The move was experimental initially, but offensive lineman Zach Fulton was an easy sell. When the Chiefs asked him to spend a few training-camp practices playing center — rather than his usual spot at guard — the attraction was obvious.
The move offered Fulton a chance to become more versatile. It presented more avenues toward getting — and staying — on the field. It bettered the odds of a long-lasting NFL career.
The proof? That’s his 2017 season in a nutshell.
Fulton has moved across the offensive line this year, but after a season-ending injury to center Mitch Morse, his permanent home is in the middle of the line. That’s where he will set up Saturday, when the Chiefs open the postseason against the visiting Tennessee Titans.

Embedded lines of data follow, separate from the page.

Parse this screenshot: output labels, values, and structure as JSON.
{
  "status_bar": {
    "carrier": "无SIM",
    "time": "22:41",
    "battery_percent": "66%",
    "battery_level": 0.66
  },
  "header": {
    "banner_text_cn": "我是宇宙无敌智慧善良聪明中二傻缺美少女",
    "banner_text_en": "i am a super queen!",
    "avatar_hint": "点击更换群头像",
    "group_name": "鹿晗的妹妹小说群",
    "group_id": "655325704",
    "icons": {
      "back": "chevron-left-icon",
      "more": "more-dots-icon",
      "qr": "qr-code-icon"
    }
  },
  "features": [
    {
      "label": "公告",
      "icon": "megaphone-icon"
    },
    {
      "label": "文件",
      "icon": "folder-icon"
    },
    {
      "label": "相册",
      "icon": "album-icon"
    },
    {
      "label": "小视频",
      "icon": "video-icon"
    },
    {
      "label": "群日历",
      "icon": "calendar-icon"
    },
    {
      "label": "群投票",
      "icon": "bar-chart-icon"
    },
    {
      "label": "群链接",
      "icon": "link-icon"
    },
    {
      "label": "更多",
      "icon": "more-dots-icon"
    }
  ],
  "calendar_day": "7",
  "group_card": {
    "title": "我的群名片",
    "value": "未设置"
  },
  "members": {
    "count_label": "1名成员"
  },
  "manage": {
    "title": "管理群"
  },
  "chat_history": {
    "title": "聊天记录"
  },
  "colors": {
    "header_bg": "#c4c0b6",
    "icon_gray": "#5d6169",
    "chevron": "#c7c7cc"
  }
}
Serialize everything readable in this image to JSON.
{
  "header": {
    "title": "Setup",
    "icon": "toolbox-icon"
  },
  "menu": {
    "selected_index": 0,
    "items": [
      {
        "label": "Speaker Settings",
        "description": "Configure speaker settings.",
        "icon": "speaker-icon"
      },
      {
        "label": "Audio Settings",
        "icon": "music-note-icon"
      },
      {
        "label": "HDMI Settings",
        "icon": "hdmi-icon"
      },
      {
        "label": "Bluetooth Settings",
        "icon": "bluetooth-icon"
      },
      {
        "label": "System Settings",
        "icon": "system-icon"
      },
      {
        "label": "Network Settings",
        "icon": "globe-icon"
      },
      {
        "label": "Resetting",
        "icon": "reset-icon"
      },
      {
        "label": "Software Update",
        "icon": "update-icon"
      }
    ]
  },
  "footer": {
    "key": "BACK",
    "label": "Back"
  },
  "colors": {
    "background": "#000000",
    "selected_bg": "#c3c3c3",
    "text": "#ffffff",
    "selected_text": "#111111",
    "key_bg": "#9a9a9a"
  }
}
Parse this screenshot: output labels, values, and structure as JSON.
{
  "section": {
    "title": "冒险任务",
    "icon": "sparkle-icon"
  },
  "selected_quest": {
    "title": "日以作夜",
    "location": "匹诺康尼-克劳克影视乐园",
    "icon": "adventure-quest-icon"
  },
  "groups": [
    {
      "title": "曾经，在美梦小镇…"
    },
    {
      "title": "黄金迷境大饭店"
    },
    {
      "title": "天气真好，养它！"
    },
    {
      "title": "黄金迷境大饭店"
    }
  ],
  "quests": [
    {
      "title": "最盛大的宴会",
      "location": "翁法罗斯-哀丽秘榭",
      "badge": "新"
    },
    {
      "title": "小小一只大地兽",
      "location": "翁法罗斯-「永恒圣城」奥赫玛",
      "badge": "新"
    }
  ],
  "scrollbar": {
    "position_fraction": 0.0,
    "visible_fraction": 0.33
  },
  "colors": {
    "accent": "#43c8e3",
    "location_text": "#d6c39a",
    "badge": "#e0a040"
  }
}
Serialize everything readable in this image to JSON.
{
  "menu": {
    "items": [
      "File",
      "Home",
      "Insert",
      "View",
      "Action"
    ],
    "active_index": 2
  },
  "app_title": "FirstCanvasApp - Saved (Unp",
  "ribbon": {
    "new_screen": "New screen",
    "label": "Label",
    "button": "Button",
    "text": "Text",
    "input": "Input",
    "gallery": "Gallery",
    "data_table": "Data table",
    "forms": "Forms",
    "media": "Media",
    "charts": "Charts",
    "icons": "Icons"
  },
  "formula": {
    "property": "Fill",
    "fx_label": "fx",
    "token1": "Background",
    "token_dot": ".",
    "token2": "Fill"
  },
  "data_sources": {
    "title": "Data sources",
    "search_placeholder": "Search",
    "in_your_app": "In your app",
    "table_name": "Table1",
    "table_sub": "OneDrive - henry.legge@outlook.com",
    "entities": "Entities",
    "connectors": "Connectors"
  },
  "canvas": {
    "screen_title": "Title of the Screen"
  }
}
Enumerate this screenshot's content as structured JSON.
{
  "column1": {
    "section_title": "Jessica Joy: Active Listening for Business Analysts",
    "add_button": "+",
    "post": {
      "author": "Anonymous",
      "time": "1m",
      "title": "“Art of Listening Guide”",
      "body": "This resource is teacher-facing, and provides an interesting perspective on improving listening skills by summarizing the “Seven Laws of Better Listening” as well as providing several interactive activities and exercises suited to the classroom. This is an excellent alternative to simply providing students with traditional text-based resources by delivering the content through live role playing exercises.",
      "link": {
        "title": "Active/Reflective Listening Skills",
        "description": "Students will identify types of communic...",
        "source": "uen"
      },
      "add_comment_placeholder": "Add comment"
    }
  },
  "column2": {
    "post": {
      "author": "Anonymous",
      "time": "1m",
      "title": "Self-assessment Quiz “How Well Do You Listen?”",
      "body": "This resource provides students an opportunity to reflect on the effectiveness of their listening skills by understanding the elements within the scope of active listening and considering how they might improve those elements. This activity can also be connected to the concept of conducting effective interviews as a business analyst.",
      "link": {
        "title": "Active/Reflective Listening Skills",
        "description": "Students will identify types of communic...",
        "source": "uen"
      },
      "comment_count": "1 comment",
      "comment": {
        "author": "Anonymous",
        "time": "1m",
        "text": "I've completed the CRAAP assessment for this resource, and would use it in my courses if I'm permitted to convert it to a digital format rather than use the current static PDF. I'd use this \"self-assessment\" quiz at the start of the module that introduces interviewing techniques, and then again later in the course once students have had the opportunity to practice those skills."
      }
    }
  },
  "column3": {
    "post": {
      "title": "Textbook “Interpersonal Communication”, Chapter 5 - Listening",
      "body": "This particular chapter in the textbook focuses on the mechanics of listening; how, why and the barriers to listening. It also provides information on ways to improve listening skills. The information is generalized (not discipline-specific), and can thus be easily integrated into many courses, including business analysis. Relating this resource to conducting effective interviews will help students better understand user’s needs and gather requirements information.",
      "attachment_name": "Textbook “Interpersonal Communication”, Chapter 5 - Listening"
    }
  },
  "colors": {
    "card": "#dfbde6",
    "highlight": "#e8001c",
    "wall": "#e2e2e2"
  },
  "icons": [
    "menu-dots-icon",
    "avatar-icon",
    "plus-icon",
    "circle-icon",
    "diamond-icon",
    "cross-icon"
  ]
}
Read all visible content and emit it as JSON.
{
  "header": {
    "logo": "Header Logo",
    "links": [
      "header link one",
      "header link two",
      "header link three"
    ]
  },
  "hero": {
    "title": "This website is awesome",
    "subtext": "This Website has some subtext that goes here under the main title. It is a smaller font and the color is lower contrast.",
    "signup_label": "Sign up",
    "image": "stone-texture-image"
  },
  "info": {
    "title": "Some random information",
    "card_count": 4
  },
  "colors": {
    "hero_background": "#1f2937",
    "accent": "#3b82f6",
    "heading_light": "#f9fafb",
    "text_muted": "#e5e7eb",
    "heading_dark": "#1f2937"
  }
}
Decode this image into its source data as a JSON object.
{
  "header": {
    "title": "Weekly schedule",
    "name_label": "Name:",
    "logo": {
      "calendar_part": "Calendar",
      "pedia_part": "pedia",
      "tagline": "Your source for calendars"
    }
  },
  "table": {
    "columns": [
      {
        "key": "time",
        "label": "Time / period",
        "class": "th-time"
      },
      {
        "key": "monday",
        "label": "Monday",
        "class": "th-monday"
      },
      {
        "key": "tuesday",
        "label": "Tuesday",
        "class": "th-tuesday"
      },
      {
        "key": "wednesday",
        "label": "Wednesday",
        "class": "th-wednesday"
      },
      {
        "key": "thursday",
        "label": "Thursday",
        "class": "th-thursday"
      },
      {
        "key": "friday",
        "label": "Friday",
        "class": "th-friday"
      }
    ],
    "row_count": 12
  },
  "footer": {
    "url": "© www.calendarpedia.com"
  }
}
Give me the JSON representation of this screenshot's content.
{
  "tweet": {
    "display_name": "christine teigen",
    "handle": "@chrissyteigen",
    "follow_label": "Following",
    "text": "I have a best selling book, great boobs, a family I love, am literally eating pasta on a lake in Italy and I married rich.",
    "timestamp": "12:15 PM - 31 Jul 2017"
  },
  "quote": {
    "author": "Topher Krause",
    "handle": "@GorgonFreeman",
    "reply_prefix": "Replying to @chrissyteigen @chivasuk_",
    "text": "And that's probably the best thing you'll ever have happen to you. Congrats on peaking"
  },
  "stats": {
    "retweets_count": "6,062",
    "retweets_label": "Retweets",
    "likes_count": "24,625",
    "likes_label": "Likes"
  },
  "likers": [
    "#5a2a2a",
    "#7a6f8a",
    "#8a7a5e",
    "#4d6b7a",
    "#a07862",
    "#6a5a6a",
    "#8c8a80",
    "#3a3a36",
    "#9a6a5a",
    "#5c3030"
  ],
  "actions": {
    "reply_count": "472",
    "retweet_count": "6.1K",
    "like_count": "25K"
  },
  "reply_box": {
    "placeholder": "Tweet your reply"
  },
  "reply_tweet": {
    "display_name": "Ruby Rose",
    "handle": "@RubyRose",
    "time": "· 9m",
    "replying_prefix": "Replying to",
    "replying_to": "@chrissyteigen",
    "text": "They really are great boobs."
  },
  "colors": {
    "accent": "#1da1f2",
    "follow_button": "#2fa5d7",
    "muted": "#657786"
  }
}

“You just want to be on the field,” Fulton said. “It’s not that much different, honestly, than playing guard. It’s just a little bit different technique-wise on some plays, but other than that, it’s pretty much the same.”
When the Chiefs drafted Fulton out of Tennessee in the sixth round in 2014, he had never played a game at center. Although it was an adjustment in the aforementioned 2015 training camp — after he spent his rookie season starting at guard — playing the position has become “second nature” now, he said.
From the Chiefs’ perspective, it’s appeared to be a relatively seamless transition from Morse to Fulton. After Fulton took over late in the year, the Chiefs responded with a three-game winning streak, running for 442 yards over that time span. Fulton sat out Sunday.
Well, it’s appeared seamless. In reality, Morse and Fulton can play the same position, but they attack the responsibilities a bit differently. Whereas Morse is noted for being quick on his feet — allowing him to pull on running plays — Fulton’s strength is brute power.
“There are certain things the center would do (differently), but that’s all,” Fulton said. “But on a basic inside-zone play, it’s the same footwork more times than not (and the) same key points to getting the job done.”
The pass protection can demand a tweak in approach. A center often turns into the rover of the offensive line on passing downs, pitching in wherever help is needed.
That’s where his experience over the past few seasons — a lot of it during practice — has come in handy.
“With Zach, there’s a reliability,” Chiefs offensive coordinator Matt Nagy said. “For us as coaches and for the quarterbacks, just kind of knowing as a backup center (he can) come in and replace Mitch, there’s not a lot of thinking going on. Zach comes in. He’s been there, done that. He’s a smart guy. We get up to the line of scrimmage, and we roll. So there’s a comfort level with him in there, being able to come in as a backup.”
Fulton will be a key player on Saturday. Titans defensive lineman Jurrell Casey has made back-to-back Pro Bowls. He has six sacks.
“He’s crafty. He likes to get to the quarterback. He has a lot of good moves on the inside,” Nagy said of Casey. “So our guys on the interior will have to be focused on that.”